(Task description)
Nothing in the entries may be dropped: restate them word for word.

Data for the task START

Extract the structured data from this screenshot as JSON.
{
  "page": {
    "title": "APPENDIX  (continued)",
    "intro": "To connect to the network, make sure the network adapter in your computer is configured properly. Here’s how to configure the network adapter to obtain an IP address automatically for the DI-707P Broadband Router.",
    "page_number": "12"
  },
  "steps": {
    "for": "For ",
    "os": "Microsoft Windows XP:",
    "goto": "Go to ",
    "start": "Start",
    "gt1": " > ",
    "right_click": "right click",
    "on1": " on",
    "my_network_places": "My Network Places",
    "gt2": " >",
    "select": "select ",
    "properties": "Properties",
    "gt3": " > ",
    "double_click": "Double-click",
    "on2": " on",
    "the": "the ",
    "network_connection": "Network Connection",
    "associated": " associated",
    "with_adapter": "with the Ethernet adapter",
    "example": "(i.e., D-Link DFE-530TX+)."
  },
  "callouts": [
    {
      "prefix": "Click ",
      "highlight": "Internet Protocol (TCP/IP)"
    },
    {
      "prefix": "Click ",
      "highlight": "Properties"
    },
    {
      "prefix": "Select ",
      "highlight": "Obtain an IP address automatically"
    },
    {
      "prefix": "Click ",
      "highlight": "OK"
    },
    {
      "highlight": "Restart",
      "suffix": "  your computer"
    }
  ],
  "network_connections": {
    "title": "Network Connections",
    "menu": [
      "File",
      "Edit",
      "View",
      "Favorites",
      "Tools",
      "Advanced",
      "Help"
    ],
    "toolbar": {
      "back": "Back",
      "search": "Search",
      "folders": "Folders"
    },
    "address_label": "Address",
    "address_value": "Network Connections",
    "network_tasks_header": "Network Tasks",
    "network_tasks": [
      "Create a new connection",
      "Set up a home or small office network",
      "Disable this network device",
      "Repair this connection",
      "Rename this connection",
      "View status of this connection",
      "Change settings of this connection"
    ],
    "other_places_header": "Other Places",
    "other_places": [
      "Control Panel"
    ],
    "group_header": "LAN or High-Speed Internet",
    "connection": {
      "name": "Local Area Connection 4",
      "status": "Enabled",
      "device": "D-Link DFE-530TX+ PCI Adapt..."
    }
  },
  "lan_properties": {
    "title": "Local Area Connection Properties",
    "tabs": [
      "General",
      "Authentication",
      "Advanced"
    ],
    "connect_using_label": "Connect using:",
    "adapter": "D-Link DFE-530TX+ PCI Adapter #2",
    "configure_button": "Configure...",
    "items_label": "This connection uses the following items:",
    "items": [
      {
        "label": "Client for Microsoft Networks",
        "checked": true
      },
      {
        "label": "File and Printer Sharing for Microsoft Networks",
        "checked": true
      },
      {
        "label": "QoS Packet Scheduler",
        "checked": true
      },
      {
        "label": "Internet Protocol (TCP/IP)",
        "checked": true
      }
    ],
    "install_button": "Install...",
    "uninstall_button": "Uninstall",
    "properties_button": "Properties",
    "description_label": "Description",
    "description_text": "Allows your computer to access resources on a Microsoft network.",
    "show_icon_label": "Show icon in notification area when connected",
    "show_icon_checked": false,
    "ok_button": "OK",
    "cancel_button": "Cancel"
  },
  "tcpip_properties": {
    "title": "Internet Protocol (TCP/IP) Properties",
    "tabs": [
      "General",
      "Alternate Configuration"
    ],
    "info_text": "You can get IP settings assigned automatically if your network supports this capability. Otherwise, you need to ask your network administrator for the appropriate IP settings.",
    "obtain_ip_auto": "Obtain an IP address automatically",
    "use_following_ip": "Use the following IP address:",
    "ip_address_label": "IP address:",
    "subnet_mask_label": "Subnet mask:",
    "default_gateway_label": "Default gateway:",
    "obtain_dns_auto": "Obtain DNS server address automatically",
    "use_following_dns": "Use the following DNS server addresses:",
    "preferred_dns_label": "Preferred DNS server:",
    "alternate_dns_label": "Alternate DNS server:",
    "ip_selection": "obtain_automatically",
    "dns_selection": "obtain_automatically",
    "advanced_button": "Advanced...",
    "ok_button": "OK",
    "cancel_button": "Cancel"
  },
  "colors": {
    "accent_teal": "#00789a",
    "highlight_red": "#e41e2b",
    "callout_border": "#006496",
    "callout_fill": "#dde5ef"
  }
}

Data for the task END

(Response to the exercise)
Extract the structured data from this screenshot as JSON.
{
  "page": {
    "title": "APPENDIX  (continued)",
    "intro": "To connect to the network, make sure the network adapter in your computer is configured properly. Here’s how to configure the network adapter to obtain an IP address automatically for the DI-707P Broadband Router.",
    "page_number": "12"
  },
  "steps": {
    "for": "For ",
    "os": "Microsoft Windows XP:",
    "goto": "Go to ",
    "start": "Start",
    "gt1": " > ",
    "right_click": "right click",
    "on1": " on",
    "my_network_places": "My Network Places",
    "gt2": " >",
    "select": "select ",
    "properties": "Properties",
    "gt3": " > ",
    "double_click": "Double-click",
    "on2": " on",
    "the": "the ",
    "network_connection": "Network Connection",
    "associated": " associated",
    "with_adapter": "with the Ethernet adapter",
    "example": "(i.e., D-Link DFE-530TX+)."
  },
  "callouts": [
    {
      "prefix": "Click ",
      "highlight": "Internet Protocol (TCP/IP)"
    },
    {
      "prefix": "Click ",
      "highlight": "Properties"
    },
    {
      "prefix": "Select ",
      "highlight": "Obtain an IP address automatically"
    },
    {
      "prefix": "Click ",
      "highlight": "OK"
    },
    {
      "highlight": "Restart",
      "suffix": "  your computer"
    }
  ],
  "network_connections": {
    "title": "Network Connections",
    "menu": [
      "File",
      "Edit",
      "View",
      "Favorites",
      "Tools",
      "Advanced",
      "Help"
    ],
    "toolbar": {
      "back": "Back",
      "search": "Search",
      "folders": "Folders"
    },
    "address_label": "Address",
    "address_value": "Network Connections",
    "network_tasks_header": "Network Tasks",
    "network_tasks": [
      "Create a new connection",
      "Set up a home or small office network",
      "Disable this network device",
      "Repair this connection",
      "Rename this connection",
      "View status of this connection",
      "Change settings of this connection"
    ],
    "other_places_header": "Other Places",
    "other_places": [
      "Control Panel"
    ],
    "group_header": "LAN or High-Speed Internet",
    "connection": {
      "name": "Local Area Connection 4",
      "status": "Enabled",
      "device": "D-Link DFE-530TX+ PCI Adapt..."
    }
  },
  "lan_properties": {
    "title": "Local Area Connection Properties",
    "tabs": [
      "General",
      "Authentication",
      "Advanced"
    ],
    "connect_using_label": "Connect using:",
    "adapter": "D-Link DFE-530TX+ PCI Adapter #2",
    "configure_button": "Configure...",
    "items_label": "This connection uses the following items:",
    "items": [
      {
        "label": "Client for Microsoft Networks",
        "checked": true
      },
      {
        "label": "File and Printer Sharing for Microsoft Networks",
        "checked": true
      },
      {
        "label": "QoS Packet Scheduler",
        "checked": true
      },
      {
        "label": "Internet Protocol (TCP/IP)",
        "checked": true
      }
    ],
    "install_button": "Install...",
    "uninstall_button": "Uninstall",
    "properties_button": "Properties",
    "description_label": "Description",
    "description_text": "Allows your computer to access resources on a Microsoft network.",
    "show_icon_label": "Show icon in notification area when connected",
    "show_icon_checked": false,
    "ok_button": "OK",
    "cancel_button": "Cancel"
  },
  "tcpip_properties": {
    "title": "Internet Protocol (TCP/IP) Properties",
    "tabs": [
      "General",
      "Alternate Configuration"
    ],
    "info_text": "You can get IP settings assigned automatically if your network supports this capability. Otherwise, you need to ask your network administrator for the appropriate IP settings.",
    "obtain_ip_auto": "Obtain an IP address automatically",
    "use_following_ip": "Use the following IP address:",
    "ip_address_label": "IP address:",
    "subnet_mask_label": "Subnet mask:",
    "default_gateway_label": "Default gateway:",
    "obtain_dns_auto": "Obtain DNS server address automatically",
    "use_following_dns": "Use the following DNS server addresses:",
    "preferred_dns_label": "Preferred DNS server:",
    "alternate_dns_label": "Alternate DNS server:",
    "ip_selection": "obtain_automatically",
    "dns_selection": "obtain_automatically",
    "advanced_button": "Advanced...",
    "ok_button": "OK",
    "cancel_button": "Cancel"
  },
  "colors": {
    "accent_teal": "#00789a",
    "highlight_red": "#e41e2b",
    "callout_border": "#006496",
    "callout_fill": "#dde5ef"
  }
}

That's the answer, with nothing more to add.